When Sugaray belts out a song, you not only hear it, you feel it. The excitement in the room is palpable when he takes the stage; he is a superb vocalist and entertainer. His dynamic voice is large just like the man. With his old school vocal style, echoes of Muddy Waters, Otis Redding and Teddy Pendergrass can be heard. At 6’5” he is a big man, but he moves with grace and energy. His fluid dance steps will remind you of the Legendary James Brown.

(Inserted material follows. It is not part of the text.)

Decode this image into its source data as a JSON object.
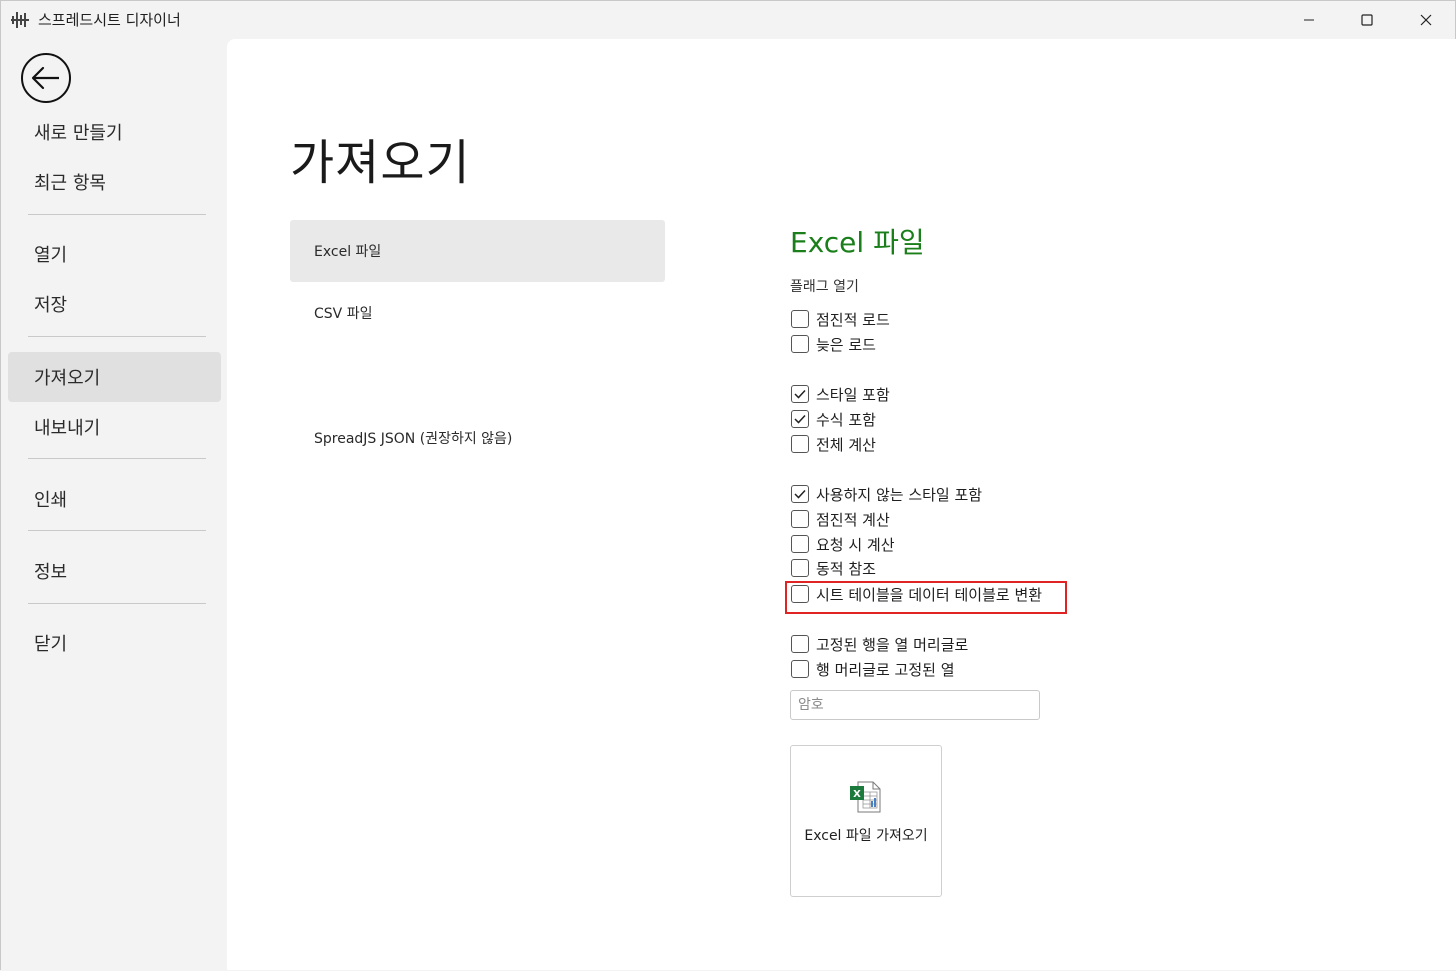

His latest release”Dangerous” on Deltagroove Records represents a cross section of classic and contemporary, originals and seldom-heard covers, all representing the truth at the core of Sugaray’s blues soul. From the Son House classic “Preaching Blues” and post-war gems from Junior Parker, Gatemouth Brown and Pee Wee Crayton, to well-honed originals like Sugaray’s own “Stuck for a Buck”, “Need a Little More Time” and “I Might Do Somethin’ Crazy”, it’s all killer, no filler. Supporting Sugaray is an all-star cast that includes Franck Goldwasser, Willie J. Campbell, Randy Chortkoff and Jimi Bott from the Mannish Boys, plus special guests Kim Wilson, Monster Mike Welch, Big Pete, Kid Andersen, bass man Bill Stuve, veteran pianists Anthony Geraci and Fred Kaplan, and the only other Sugar Ray available (outside of the boxing ring, anyway), powerhouse vocalist and harp master Sugar Ray Norcia. Of special note is the duet Norcia wrote especially for the occasion, appropriately enough, “Two Times Sugar”. So although Sugaray Rayford may be a new name to some, he’s definitely no overnight sensation, or this season’s ‘next big thing’ – he’s here to stay, right where he belongs.
Deltagroove DGPCD 161 (2013)